The first story I read is this one:
“Australian Solomons police criticised”
Disorganisation and cultural insensitivity among Australian police deployed in the Solomon Islands turned a peaceful protest into a violent confrontation on Tuesday, according to an Australian aid worker who witnessed the incident.
Mr Johnston, who was speaking to The Age by telephone from his home in Kukum, an Eastern suburb of Honiara, said the crowd were protesting peacefully until RAMSI officers tried to physically break the blockade.
“It appears that that’s when things got out of hand, when there were some more aggressive approach to the crowd while they were still negotiating through their own local representatives,” Mr Johnston said.
“When they brought a riot squad in and a lot of riot gear there was a noticeable change in tone,” he said.
“In Melanesian culture, you can shout as much as you want, but once you start shoving somebody… physical confrontation is a whole new level,” he said.
RAMSI officers, which includes police from Australia and other Pacific nations, fired tear gas on demonstrators who were blocking a driveway at the Parliament to prevent the departure of Prime Minister-elect Snyder Rini on Tuesday night.
The speaker of the Parliament, Sir Peter Kenilorea, had specifically ordered that tear gas not be used, as reported here on ABC:
Sir Peter Kenilorea says he asked RAMSI officers not to use tear gas against the protesters.
“I specifically spoke to the RAMSI police officers not to take hasty actions as they did,” he said.
“They should allow time for us to keep talking to the protesters at the Parliament House, not to use tear gas on them because it would simply aggravate the situation and it would simply take the Parliament situation or scene to the street.”
Sir Peter says he had to order the officers out of his office.

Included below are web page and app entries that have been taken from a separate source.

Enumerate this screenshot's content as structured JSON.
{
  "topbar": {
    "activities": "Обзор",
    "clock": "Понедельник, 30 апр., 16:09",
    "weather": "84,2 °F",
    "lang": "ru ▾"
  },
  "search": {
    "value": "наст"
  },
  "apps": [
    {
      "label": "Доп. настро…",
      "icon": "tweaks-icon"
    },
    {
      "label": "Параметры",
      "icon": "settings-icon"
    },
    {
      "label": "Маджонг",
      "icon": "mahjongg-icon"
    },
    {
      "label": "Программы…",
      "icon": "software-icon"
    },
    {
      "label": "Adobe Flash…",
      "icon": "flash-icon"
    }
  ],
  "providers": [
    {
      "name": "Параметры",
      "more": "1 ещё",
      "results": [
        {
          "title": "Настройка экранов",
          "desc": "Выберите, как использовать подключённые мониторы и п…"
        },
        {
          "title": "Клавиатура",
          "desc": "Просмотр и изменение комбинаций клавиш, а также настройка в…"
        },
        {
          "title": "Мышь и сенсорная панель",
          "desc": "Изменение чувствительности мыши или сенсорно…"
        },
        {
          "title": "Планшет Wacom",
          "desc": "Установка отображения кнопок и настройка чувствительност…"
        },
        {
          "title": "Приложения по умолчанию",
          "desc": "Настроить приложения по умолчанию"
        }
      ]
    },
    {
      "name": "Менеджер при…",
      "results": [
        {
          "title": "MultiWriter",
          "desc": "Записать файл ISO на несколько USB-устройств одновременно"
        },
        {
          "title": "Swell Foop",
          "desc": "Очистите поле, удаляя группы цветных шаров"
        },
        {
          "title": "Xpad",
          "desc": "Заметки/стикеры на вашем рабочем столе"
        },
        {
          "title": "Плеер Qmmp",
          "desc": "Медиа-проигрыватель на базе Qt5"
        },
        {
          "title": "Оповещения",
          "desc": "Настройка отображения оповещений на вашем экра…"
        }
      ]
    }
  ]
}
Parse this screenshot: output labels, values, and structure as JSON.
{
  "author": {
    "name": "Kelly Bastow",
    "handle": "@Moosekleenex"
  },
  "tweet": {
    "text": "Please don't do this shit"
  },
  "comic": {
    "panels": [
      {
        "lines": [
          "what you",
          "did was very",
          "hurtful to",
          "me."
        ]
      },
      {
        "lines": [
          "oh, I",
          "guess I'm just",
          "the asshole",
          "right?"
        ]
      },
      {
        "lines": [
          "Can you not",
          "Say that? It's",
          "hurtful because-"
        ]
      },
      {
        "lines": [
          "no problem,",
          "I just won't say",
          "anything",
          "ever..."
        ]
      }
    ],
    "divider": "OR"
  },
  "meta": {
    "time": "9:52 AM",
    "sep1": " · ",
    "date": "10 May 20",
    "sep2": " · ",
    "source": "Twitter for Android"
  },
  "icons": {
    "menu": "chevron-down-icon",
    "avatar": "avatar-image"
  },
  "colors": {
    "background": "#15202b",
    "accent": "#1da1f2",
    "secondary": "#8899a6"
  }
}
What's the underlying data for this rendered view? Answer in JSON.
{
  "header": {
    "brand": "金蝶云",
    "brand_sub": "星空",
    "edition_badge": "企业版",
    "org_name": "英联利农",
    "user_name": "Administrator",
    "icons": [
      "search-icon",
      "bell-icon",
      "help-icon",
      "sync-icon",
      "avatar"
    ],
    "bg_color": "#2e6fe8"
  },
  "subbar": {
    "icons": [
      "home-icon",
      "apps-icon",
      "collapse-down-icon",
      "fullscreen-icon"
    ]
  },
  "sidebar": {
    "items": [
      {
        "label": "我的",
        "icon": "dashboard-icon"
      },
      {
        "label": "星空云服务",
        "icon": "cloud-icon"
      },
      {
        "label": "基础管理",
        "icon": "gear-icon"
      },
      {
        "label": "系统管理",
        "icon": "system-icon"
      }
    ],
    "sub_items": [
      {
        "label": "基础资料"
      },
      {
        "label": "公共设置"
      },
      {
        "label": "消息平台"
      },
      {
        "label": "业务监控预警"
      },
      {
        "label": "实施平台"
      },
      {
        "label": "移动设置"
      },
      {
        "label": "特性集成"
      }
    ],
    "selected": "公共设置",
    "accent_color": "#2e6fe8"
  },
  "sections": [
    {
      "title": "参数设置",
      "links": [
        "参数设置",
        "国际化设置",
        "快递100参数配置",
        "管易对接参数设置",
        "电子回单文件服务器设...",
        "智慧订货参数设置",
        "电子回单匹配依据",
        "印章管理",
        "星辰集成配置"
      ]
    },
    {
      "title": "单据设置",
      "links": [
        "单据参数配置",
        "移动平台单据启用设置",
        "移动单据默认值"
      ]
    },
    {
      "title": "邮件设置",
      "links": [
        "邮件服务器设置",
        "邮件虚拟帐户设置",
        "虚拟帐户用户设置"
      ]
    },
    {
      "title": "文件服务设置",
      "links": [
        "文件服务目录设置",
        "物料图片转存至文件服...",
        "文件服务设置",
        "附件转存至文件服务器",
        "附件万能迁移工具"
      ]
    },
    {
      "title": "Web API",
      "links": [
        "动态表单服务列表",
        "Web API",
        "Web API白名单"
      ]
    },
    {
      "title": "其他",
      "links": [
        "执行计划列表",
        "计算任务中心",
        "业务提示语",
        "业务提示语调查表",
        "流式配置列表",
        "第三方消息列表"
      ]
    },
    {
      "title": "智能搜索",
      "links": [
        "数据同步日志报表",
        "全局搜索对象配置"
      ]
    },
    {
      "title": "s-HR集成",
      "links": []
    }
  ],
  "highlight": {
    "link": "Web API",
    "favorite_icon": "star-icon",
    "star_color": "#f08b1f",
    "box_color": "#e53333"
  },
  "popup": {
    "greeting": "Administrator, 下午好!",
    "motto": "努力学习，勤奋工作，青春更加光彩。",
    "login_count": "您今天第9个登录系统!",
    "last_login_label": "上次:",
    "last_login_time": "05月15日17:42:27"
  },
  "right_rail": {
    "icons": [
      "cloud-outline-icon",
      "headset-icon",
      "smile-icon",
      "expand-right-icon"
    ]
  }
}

“They were trying to organise themselves in the Parliament building,” he said.
“I had to tell them to get the thing out of my office. It was Parliament House it’s not an army barracks, they should organise themselves outside.”
Australian Police Comissioner Mick Keelty has defended the riot police saying “I think they did a fantastic job.”